*Task*: Could you copy every entry exactly, dropping the pictures?
Top of Task inputs
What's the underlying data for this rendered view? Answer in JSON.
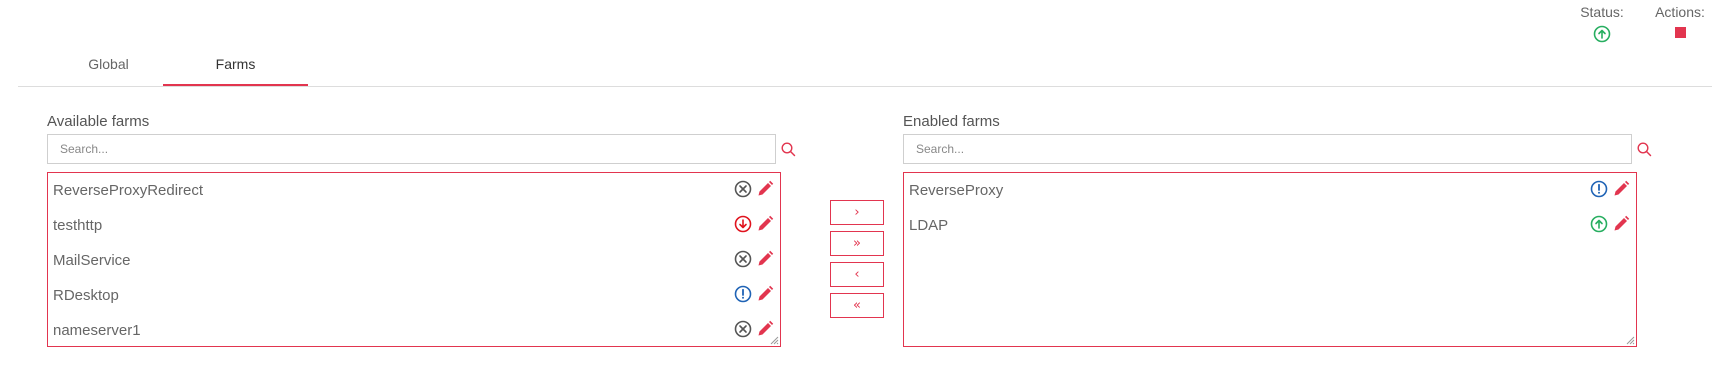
{
  "header": {
    "status_label": "Status:",
    "status_icon": "status-up-icon",
    "actions_label": "Actions:",
    "actions_icon": "stop-icon"
  },
  "tabs": [
    {
      "label": "Global",
      "active": false
    },
    {
      "label": "Farms",
      "active": true
    }
  ],
  "available": {
    "title": "Available farms",
    "search_placeholder": "Search...",
    "farms": [
      {
        "name": "ReverseProxyRedirect",
        "status": "down-icon"
      },
      {
        "name": "testhttp",
        "status": "problem-icon"
      },
      {
        "name": "MailService",
        "status": "down-icon"
      },
      {
        "name": "RDesktop",
        "status": "maintenance-icon"
      },
      {
        "name": "nameserver1",
        "status": "down-icon"
      }
    ]
  },
  "move_buttons": {
    "add_selected": "›",
    "add_all": "»",
    "remove_selected": "‹",
    "remove_all": "«"
  },
  "enabled": {
    "title": "Enabled farms",
    "search_placeholder": "Search...",
    "farms": [
      {
        "name": "ReverseProxy",
        "status": "maintenance-icon"
      },
      {
        "name": "LDAP",
        "status": "up-icon"
      }
    ]
  },
  "colors": {
    "accent": "#e2354f",
    "up": "#27ae60",
    "problem": "#e0131e",
    "maintenance": "#1f63b5",
    "down": "#555555"
  }
}
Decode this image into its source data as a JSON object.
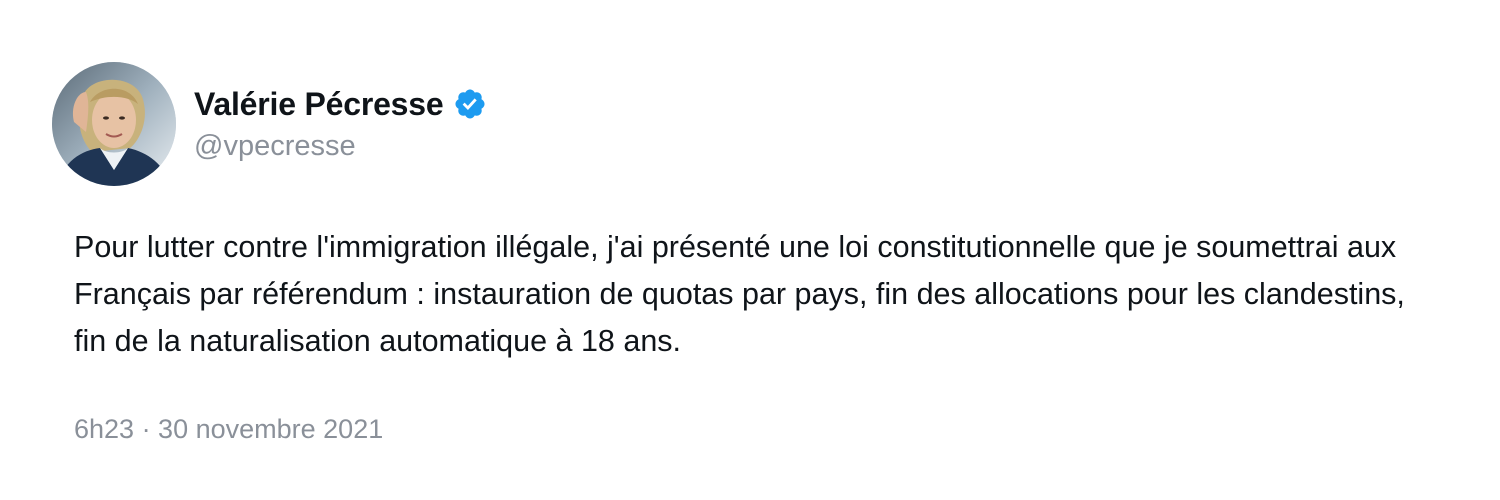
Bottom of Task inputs
*Answer for the task*:
What's the underlying data for this rendered view? Answer in JSON.
{
  "header": {
    "status_label": "Status:",
    "status_icon": "status-up-icon",
    "actions_label": "Actions:",
    "actions_icon": "stop-icon"
  },
  "tabs": [
    {
      "label": "Global",
      "active": false
    },
    {
      "label": "Farms",
      "active": true
    }
  ],
  "available": {
    "title": "Available farms",
    "search_placeholder": "Search...",
    "farms": [
      {
        "name": "ReverseProxyRedirect",
        "status": "down-icon"
      },
      {
        "name": "testhttp",
        "status": "problem-icon"
      },
      {
        "name": "MailService",
        "status": "down-icon"
      },
      {
        "name": "RDesktop",
        "status": "maintenance-icon"
      },
      {
        "name": "nameserver1",
        "status": "down-icon"
      }
    ]
  },
  "move_buttons": {
    "add_selected": "›",
    "add_all": "»",
    "remove_selected": "‹",
    "remove_all": "«"
  },
  "enabled": {
    "title": "Enabled farms",
    "search_placeholder": "Search...",
    "farms": [
      {
        "name": "ReverseProxy",
        "status": "maintenance-icon"
      },
      {
        "name": "LDAP",
        "status": "up-icon"
      }
    ]
  },
  "colors": {
    "accent": "#e2354f",
    "up": "#27ae60",
    "problem": "#e0131e",
    "maintenance": "#1f63b5",
    "down": "#555555"
  }
}
Decode this image into its source data as a JSON object.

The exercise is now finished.